Top viewing tips

Watching the Perseids is easy — all you’ll need is a relatively dark sky and there’s no equipment required. It’s best to observe meteor showers with only your eyes, because meteors can appear over such a large swath of sky. Magnifying your view with binoculars or a telescope will dramatically reduce the amount of sky you’re looking at and make you miss out on much of the show.

Locate the radiant, then turn your gaze to a spot roughly the same height above the horizon but 40° to 60° away from the radiant’s position. This is the “sweet spot” where the brightest meteors with the longest trails are likely to appear. Meteors closer to the radiant will appear to have shorter trails, thanks to the perspective from which you’re seeing them.

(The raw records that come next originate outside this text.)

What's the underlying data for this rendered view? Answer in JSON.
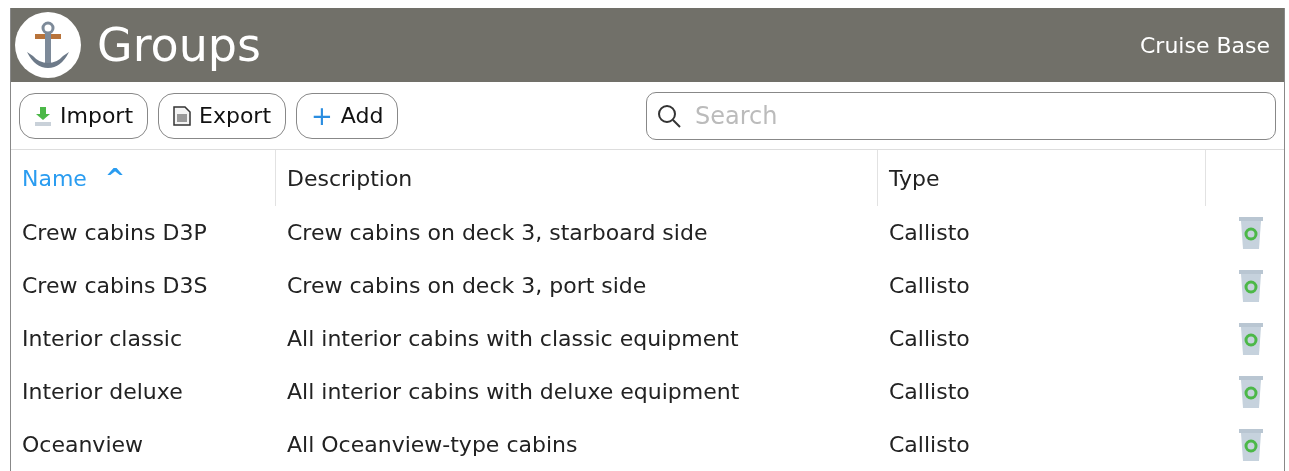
{
  "header": {
    "title": "Groups",
    "subtitle": "Cruise Base"
  },
  "toolbar": {
    "buttons": [
      {
        "kind": "import",
        "label": "Import"
      },
      {
        "kind": "export",
        "label": "Export"
      },
      {
        "kind": "add",
        "label": "+",
        "label2": "Add"
      }
    ],
    "search": {
      "placeholder": "Search"
    }
  },
  "table": {
    "columns": [
      {
        "label": "Name",
        "sorted": true,
        "sort_icon": "^"
      },
      {
        "label": "Description",
        "sorted": false
      },
      {
        "label": "Type",
        "sorted": false
      }
    ],
    "rows": [
      {
        "name": "Crew cabins D3P",
        "description": "Crew cabins on deck 3, starboard side",
        "type": "Callisto"
      },
      {
        "name": "Crew cabins D3S",
        "description": "Crew cabins on deck 3, port side",
        "type": "Callisto"
      },
      {
        "name": "Interior classic",
        "description": "All interior cabins with classic equipment",
        "type": "Callisto"
      },
      {
        "name": "Interior deluxe",
        "description": "All interior cabins with deluxe equipment",
        "type": "Callisto"
      },
      {
        "name": "Oceanview",
        "description": "All Oceanview-type cabins",
        "type": "Callisto"
      }
    ]
  }
}
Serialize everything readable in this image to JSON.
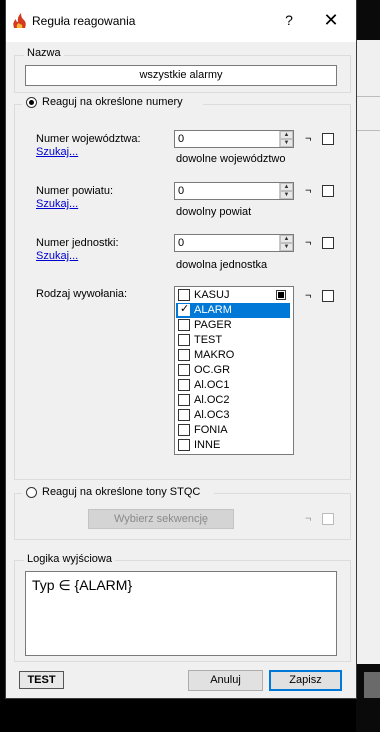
{
  "window": {
    "title": "Reguła reagowania",
    "help_glyph": "?",
    "close_glyph": "✕"
  },
  "nazwa": {
    "group_label": "Nazwa",
    "value": "wszystkie alarmy"
  },
  "numery": {
    "radio_label": "Reaguj na określone numery",
    "negation_glyph": "¬",
    "wojewodztwo": {
      "label": "Numer województwa:",
      "link": "Szukaj...",
      "value": "0",
      "hint": "dowolne województwo"
    },
    "powiat": {
      "label": "Numer powiatu:",
      "link": "Szukaj...",
      "value": "0",
      "hint": "dowolny powiat"
    },
    "jednostka": {
      "label": "Numer jednostki:",
      "link": "Szukaj...",
      "value": "0",
      "hint": "dowolna jednostka"
    },
    "rodzaj": {
      "label": "Rodzaj wywołania:",
      "items": [
        {
          "label": "KASUJ",
          "checked": false,
          "selected": false
        },
        {
          "label": "ALARM",
          "checked": true,
          "selected": true
        },
        {
          "label": "PAGER",
          "checked": false,
          "selected": false
        },
        {
          "label": "TEST",
          "checked": false,
          "selected": false
        },
        {
          "label": "MAKRO",
          "checked": false,
          "selected": false
        },
        {
          "label": "OC.GR",
          "checked": false,
          "selected": false
        },
        {
          "label": "Al.OC1",
          "checked": false,
          "selected": false
        },
        {
          "label": "Al.OC2",
          "checked": false,
          "selected": false
        },
        {
          "label": "Al.OC3",
          "checked": false,
          "selected": false
        },
        {
          "label": "FONIA",
          "checked": false,
          "selected": false
        },
        {
          "label": "INNE",
          "checked": false,
          "selected": false
        }
      ]
    }
  },
  "stqc": {
    "radio_label": "Reaguj na określone tony STQC",
    "button_label": "Wybierz sekwencję",
    "negation_glyph": "¬"
  },
  "logika": {
    "group_label": "Logika wyjściowa",
    "expression": "Typ ∈ {ALARM}"
  },
  "footer": {
    "test_label": "TEST",
    "cancel_label": "Anuluj",
    "save_label": "Zapisz"
  },
  "colors": {
    "selection": "#0078d7",
    "link": "#0000cc",
    "background": "#f0f0f0"
  }
}
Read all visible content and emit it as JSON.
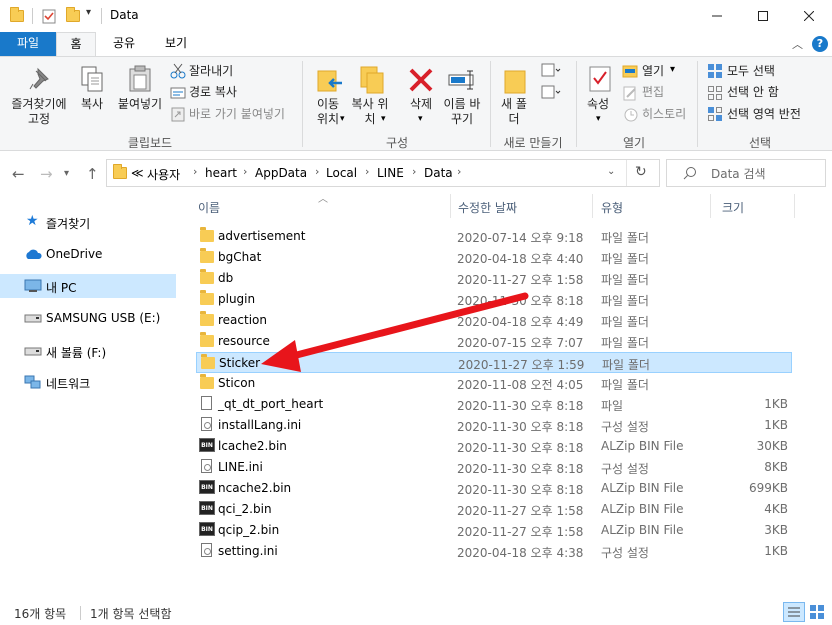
{
  "window": {
    "title": "Data"
  },
  "ribbon_tabs": [
    "파일",
    "홈",
    "공유",
    "보기"
  ],
  "ribbon": {
    "clipboard": {
      "pin": "즐겨찾기에 고정",
      "copy": "복사",
      "paste": "붙여넣기",
      "cut": "잘라내기",
      "copy_path": "경로 복사",
      "paste_shortcut": "바로 가기 붙여넣기",
      "group": "클립보드"
    },
    "organize": {
      "move_to": "이동 위치",
      "copy_to": "복사 위치",
      "delete": "삭제",
      "rename": "이름 바꾸기",
      "group": "구성"
    },
    "new": {
      "new_folder": "새 폴더",
      "group": "새로 만들기"
    },
    "open": {
      "properties": "속성",
      "open": "열기",
      "edit": "편집",
      "history": "히스토리",
      "group": "열기"
    },
    "select": {
      "select_all": "모두 선택",
      "select_none": "선택 안 함",
      "invert": "선택 영역 반전",
      "group": "선택"
    }
  },
  "breadcrumb": [
    "≪",
    "사용자",
    "heart",
    "AppData",
    "Local",
    "LINE",
    "Data"
  ],
  "search_placeholder": "Data 검색",
  "nav_pane": [
    "즐겨찾기",
    "OneDrive",
    "내 PC",
    "SAMSUNG USB (E:)",
    "새 볼륨 (F:)",
    "네트워크"
  ],
  "columns": [
    "이름",
    "수정한 날짜",
    "유형",
    "크기"
  ],
  "files": [
    {
      "name": "advertisement",
      "date": "2020-07-14 오후 9:18",
      "type": "파일 폴더",
      "size": "",
      "kind": "folder"
    },
    {
      "name": "bgChat",
      "date": "2020-04-18 오후 4:40",
      "type": "파일 폴더",
      "size": "",
      "kind": "folder"
    },
    {
      "name": "db",
      "date": "2020-11-27 오후 1:58",
      "type": "파일 폴더",
      "size": "",
      "kind": "folder"
    },
    {
      "name": "plugin",
      "date": "2020-11-30 오후 8:18",
      "type": "파일 폴더",
      "size": "",
      "kind": "folder"
    },
    {
      "name": "reaction",
      "date": "2020-04-18 오후 4:49",
      "type": "파일 폴더",
      "size": "",
      "kind": "folder"
    },
    {
      "name": "resource",
      "date": "2020-07-15 오후 7:07",
      "type": "파일 폴더",
      "size": "",
      "kind": "folder"
    },
    {
      "name": "Sticker",
      "date": "2020-11-27 오후 1:59",
      "type": "파일 폴더",
      "size": "",
      "kind": "folder",
      "selected": true
    },
    {
      "name": "Sticon",
      "date": "2020-11-08 오전 4:05",
      "type": "파일 폴더",
      "size": "",
      "kind": "folder"
    },
    {
      "name": "_qt_dt_port_heart",
      "date": "2020-11-30 오후 8:18",
      "type": "파일",
      "size": "1KB",
      "kind": "doc"
    },
    {
      "name": "installLang.ini",
      "date": "2020-11-30 오후 8:18",
      "type": "구성 설정",
      "size": "1KB",
      "kind": "ini"
    },
    {
      "name": "lcache2.bin",
      "date": "2020-11-30 오후 8:18",
      "type": "ALZip BIN File",
      "size": "30KB",
      "kind": "bin"
    },
    {
      "name": "LINE.ini",
      "date": "2020-11-30 오후 8:18",
      "type": "구성 설정",
      "size": "8KB",
      "kind": "ini"
    },
    {
      "name": "ncache2.bin",
      "date": "2020-11-30 오후 8:18",
      "type": "ALZip BIN File",
      "size": "699KB",
      "kind": "bin"
    },
    {
      "name": "qci_2.bin",
      "date": "2020-11-27 오후 1:58",
      "type": "ALZip BIN File",
      "size": "4KB",
      "kind": "bin"
    },
    {
      "name": "qcip_2.bin",
      "date": "2020-11-27 오후 1:58",
      "type": "ALZip BIN File",
      "size": "3KB",
      "kind": "bin"
    },
    {
      "name": "setting.ini",
      "date": "2020-04-18 오후 4:38",
      "type": "구성 설정",
      "size": "1KB",
      "kind": "ini"
    }
  ],
  "bin_icon_text": "BIN",
  "status": {
    "count": "16개 항목",
    "selected": "1개 항목 선택함"
  },
  "colors": {
    "accent": "#1979ca",
    "selection": "#cce8ff",
    "arrow": "#e8151b"
  }
}
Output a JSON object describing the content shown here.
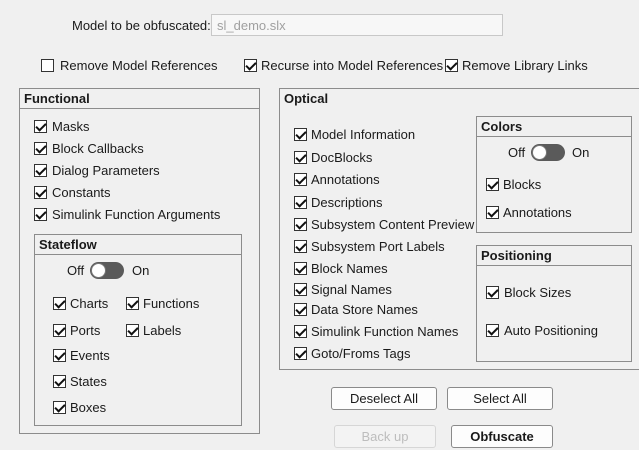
{
  "model_label": "Model to be obfuscated:",
  "model_value": "sl_demo.slx",
  "top_options": {
    "remove_model_refs": "Remove Model References",
    "recurse_model_refs": "Recurse into Model References",
    "remove_lib_links": "Remove Library Links"
  },
  "functional": {
    "title": "Functional",
    "items": [
      "Masks",
      "Block Callbacks",
      "Dialog Parameters",
      "Constants",
      "Simulink Function Arguments"
    ]
  },
  "stateflow": {
    "title": "Stateflow",
    "toggle_off": "Off",
    "toggle_on": "On",
    "items": [
      "Charts",
      "Functions",
      "Ports",
      "Labels",
      "Events",
      "States",
      "Boxes"
    ]
  },
  "optical": {
    "title": "Optical",
    "items": [
      "Model Information",
      "DocBlocks",
      "Annotations",
      "Descriptions",
      "Subsystem Content Preview",
      "Subsystem Port Labels",
      "Block Names",
      "Signal Names",
      "Data Store Names",
      "Simulink Function Names",
      "Goto/Froms Tags"
    ]
  },
  "colors": {
    "title": "Colors",
    "toggle_off": "Off",
    "toggle_on": "On",
    "items": [
      "Blocks",
      "Annotations"
    ]
  },
  "positioning": {
    "title": "Positioning",
    "items": [
      "Block Sizes",
      "Auto Positioning"
    ]
  },
  "buttons": {
    "deselect_all": "Deselect All",
    "select_all": "Select All",
    "back_up": "Back up",
    "obfuscate": "Obfuscate"
  }
}
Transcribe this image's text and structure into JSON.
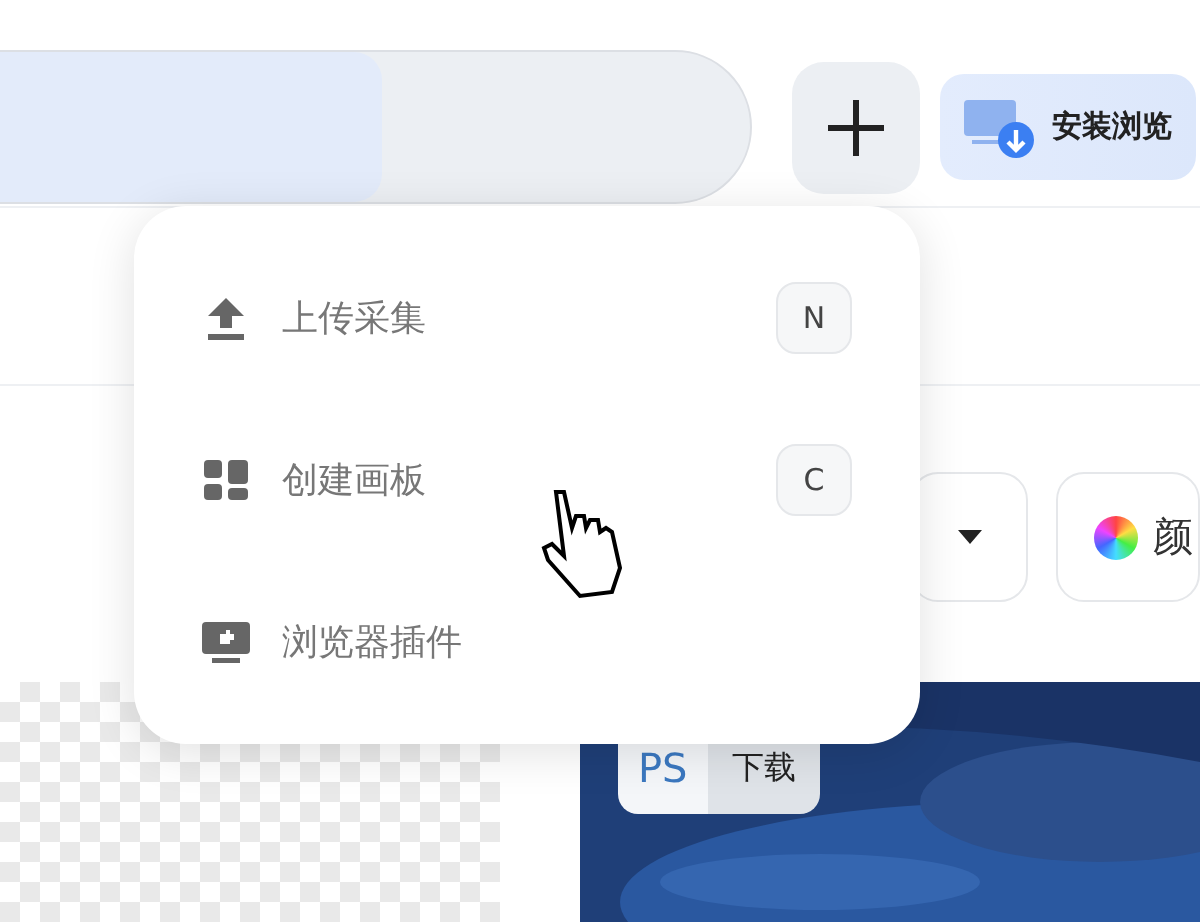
{
  "toolbar": {
    "install_button": {
      "label": "安装浏览"
    }
  },
  "menu": {
    "items": [
      {
        "kind": "upload",
        "label": "上传采集",
        "shortcut": "N"
      },
      {
        "kind": "board",
        "label": "创建画板",
        "shortcut": "C"
      },
      {
        "kind": "plugin",
        "label": "浏览器插件"
      }
    ]
  },
  "filters": [
    {
      "kind": "dropdown"
    },
    {
      "kind": "color",
      "label": "颜"
    }
  ],
  "cards": [
    {
      "kind": "transparent"
    },
    {
      "kind": "picture",
      "format": "PS",
      "action": "下载"
    }
  ]
}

You can opt to watch the show for as short or as long a time as you’d like — that’s one of the perks of meteor shower observing. If you’ll be outside for a while, make sure to consider your environment and, as needed, prepare with insect repellant, a blanket, hot or cold drinks, and snacks. You might also want to bring a reclining chair so you can simply relax and let your eyes scan the sky from a comfortable position.

Photographing meteors is relatively easy as well. You’ll likely want to set your camera up on a tripod with a remote for your shutter if possible. Aim your camera at the sweet spot and opt for a large aperture and long exposure time, which let you take in a good chunk of sky and can catch several trails in one shot. Be on the lookout for particularly good landmarks such as trees, mountains, lakes, or buildings you may also want to capture in addition to the sky.

Whether you’re a veteran skywatcher or a casual observer, this is one show that won’t disappoint. And while you’re out waiting to catch some shooting stars, there’s plenty of other observing targets in the sky as well — read through our weekly observing column to explore some of the other highlights in our sky this week.

Enjoy the show!